Social Security, Gregg points out, should step in “when it is clear that all other communities (families, churches, intermediate associations, etc.) have proved themselves manifestly incapable of meeting a legitimate need. ... Once such communities are able to resume their proper responsibilities, the state ought to back off.”
And contrary to frequent dismissals at Catholic-oriented policy gatherings, often from a different perspective than perhaps Acton is known for, subsidiarity isn’t a foul word. It was none other than the archbishop of New York, now president of the U.S. Conference of Catholic Bishops, who raised it in an exchange on budget reform initiated by Republican Congressman Paul Ryan of Wisconsin, a Catholic. Archbishop Timothy Dolan also talked about solidarity.
The principles of subsidiarity and solidarity are interrelated to one another. The late Pope reminded us that “... the principle of subsidiarity must be respected: A community of a higher order should not interfere in the internal life of a community of a lower order, depriving the latter of its functions, but rather should support it in case of need and help to coordinate its activity with the activities of the rest of society, always with a view to the common good. (Centesimus Annus, 48).” Thus you rightly pointed out Pope John Paul’s comments on the limits of what he termed the “social-assistance state.”
Your letter is correct in observing that the Church makes an essential contribution to society when she raises up moral principles to help guide and inform decisions about public policy in a compelling way. We bishops are very conscious that we are pastors, never politicians. As the Second Vatican Council reminds us, it is the lay faithful who have the specific charism of political leadership and decision (Lumen Gentium, 31, Apostolicam Actuositatem 13).
It wasn’t an endorsement of the Ryan budget plan, but a guide, one as detached from the heat of politics as you’ll find.
John Mueller, author of Redeeming Economics, raises an additional issue: “The entire prospective deficit in the pay-as-you-go Social Security retirement system is due to legal abortion. The simple choice is that the United States can have either a balanced pay-as-you-go Social Security retirement system or legal abortion — but not both.”

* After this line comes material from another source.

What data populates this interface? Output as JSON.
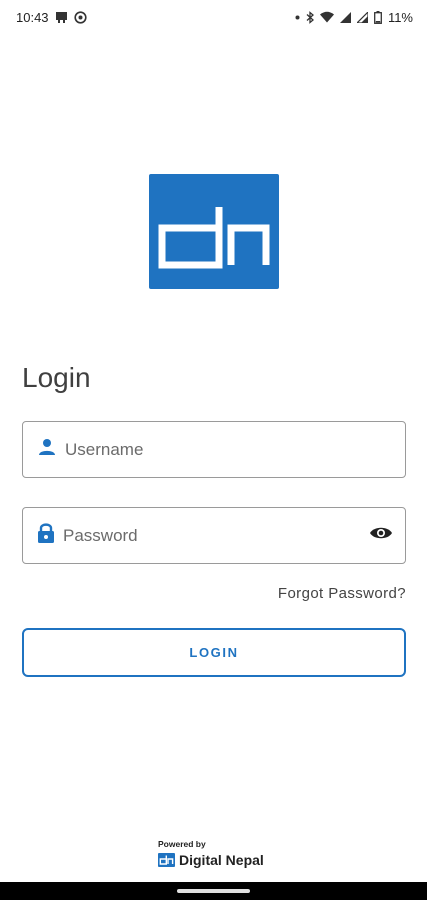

It’s a provocative point. A big-picture one too. To borrow an overused and abused term: What is “social justice” here? It’s not bypassing a debate or scaring folks.
Social Security is a program millions of Americans currently rely on, a system people who are in or near retirement paid into and must not be suddenly asked not to rely on.
But a gradual adjustment of its benefits formula is another story. This is a necessary and responsible measure to make the program sustainable in the interest of the common good. But it won’t be sustainable for long unless we make necessary reforms.
Neither Perry nor Romney has offered that reform plan yet. The one who does — in a clear and honest way — may just be a winner. Certainly in the stewardship race.